If you want to discover the latest exhibitions at beautiful museums in Paris, check out our Paris Museums Guide!
Banner photo: Misty Mount Jalibu. Photograph: Jimmy Nelson/Before They Pass Away
Art is an incredibly powerful trigger for discussion and debate. In Paris, the artistic and intellectual spheres overlap, creating a rich dialogue surrounding contemporary issues. You will often find that this dialogue is even more animated when the art is not well received…
It is for this, somewhat unconventional reason our gallery pick this month is Jimmy Nelson’s photography exhibition, Before They Pass Away, in the hope it will engage you in an active artistic debate, taking you beyond the “been there, done that” tourist artwork checklist in Paris, to discover a collection of photos which will ask you to make up your mind about the moral implications displaying them involves.
Before They Pass Away is a collection of visually stunning, and very stylized portraits of African, Asian and Amazon Indian groups, that Nelson claims is a “irreplaceable ethnographic record of a fast disappearing world”. However, these portraits, selling for £45,000 each, have been criticized by community leaders of the tribes photographed and Survival International as being a “photographer’s fantasy”, insensitively creating an image of tribes which bear little relationship to how they actually appear now, or indeed ever did appear.

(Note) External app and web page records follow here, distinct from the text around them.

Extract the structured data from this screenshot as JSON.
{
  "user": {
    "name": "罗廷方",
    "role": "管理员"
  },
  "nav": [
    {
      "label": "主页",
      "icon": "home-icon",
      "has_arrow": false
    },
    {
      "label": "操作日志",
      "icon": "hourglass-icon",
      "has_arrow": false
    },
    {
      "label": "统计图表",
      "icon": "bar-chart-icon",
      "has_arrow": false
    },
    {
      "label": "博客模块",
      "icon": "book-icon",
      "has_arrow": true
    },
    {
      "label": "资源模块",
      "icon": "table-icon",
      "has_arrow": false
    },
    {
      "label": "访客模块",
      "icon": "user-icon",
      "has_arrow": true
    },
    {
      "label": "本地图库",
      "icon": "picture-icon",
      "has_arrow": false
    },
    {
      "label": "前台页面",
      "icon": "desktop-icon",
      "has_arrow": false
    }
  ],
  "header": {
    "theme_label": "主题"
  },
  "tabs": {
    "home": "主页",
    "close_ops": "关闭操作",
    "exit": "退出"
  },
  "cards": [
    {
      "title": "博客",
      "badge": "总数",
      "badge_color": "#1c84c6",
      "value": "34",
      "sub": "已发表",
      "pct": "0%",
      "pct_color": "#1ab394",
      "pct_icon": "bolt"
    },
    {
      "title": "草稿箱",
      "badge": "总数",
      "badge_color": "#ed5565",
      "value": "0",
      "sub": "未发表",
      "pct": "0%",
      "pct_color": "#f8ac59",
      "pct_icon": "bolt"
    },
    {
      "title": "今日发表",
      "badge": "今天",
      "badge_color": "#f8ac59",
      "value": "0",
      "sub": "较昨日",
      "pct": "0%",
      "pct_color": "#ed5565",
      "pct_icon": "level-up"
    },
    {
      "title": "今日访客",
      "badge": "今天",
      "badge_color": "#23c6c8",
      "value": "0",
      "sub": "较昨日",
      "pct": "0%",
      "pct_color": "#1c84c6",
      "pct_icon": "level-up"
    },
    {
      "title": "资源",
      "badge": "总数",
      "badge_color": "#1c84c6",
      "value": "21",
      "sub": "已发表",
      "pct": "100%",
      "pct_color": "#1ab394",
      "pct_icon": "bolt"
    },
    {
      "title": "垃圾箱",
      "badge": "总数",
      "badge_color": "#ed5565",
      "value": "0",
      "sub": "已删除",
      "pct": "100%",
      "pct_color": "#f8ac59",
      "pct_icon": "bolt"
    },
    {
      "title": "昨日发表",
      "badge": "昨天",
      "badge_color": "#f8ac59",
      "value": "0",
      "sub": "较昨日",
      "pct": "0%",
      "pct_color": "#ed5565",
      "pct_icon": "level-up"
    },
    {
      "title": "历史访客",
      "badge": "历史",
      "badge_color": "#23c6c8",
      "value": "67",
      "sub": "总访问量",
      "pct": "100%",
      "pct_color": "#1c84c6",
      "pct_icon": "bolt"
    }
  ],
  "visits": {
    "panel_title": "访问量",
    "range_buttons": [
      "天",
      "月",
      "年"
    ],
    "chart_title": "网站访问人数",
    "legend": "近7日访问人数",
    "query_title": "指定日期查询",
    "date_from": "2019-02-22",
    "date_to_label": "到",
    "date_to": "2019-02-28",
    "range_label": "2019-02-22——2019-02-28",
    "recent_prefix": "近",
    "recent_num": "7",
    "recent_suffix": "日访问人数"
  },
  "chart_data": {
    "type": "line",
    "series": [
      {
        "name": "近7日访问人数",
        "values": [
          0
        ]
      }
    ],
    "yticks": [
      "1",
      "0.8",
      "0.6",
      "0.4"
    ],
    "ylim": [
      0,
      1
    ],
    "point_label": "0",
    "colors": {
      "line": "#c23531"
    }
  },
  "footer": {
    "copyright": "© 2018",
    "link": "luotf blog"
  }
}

Nelson maintains that his photos are meant to be aesthetic rather than factual, celebrating the rich and beautiful cultural heritage of these indigenous people with an artistic flare. The photos are certainly striking, composed to perfection with the indigenous tribes, dressed in their traditional clothing in front of an exotic backdrop, commanding a pride and beauty in the tribal heritage they represent. However, is this representation, as aesthetically beautiful as it is, accurate? And if not, is it causing more harm than good?
One one level, the debate surrounding this collection has given a number of tribal leaders a platform to voice their discontent towards the way they have been represented, reinforcing the point that they are not “passing away”.
What’s more, the photos raise questions. Looking at the portraits, however Kate Mossian their stance has been made to look, are intriguing. You want to know more about these people; why do they dress in this way, what does that ritual mean to them, what language do they speak? It provokes an active research into a culture we were perhaps completely ignorant of previously.
On the other side, are we simply falling into the age old practice of Orientalism? Exoticizing indigenous people for our own artistic pleasure, and potential for the monetary gains of an artist (bearing in mind no money was given to the subjects of the photos)? These are the type of questions this exhibition has raised, and we encourage you to visit, so you to can make up your decision about the moral appropriateness of this collection.
Feel free to comment with your thoughts and feedback about the exhibition.
The collection will be exhibited until September 4th at La Hune and is free.
16-18 Rue de l’Abbaye
Check out more about Jimmy Nelson’s exhibition here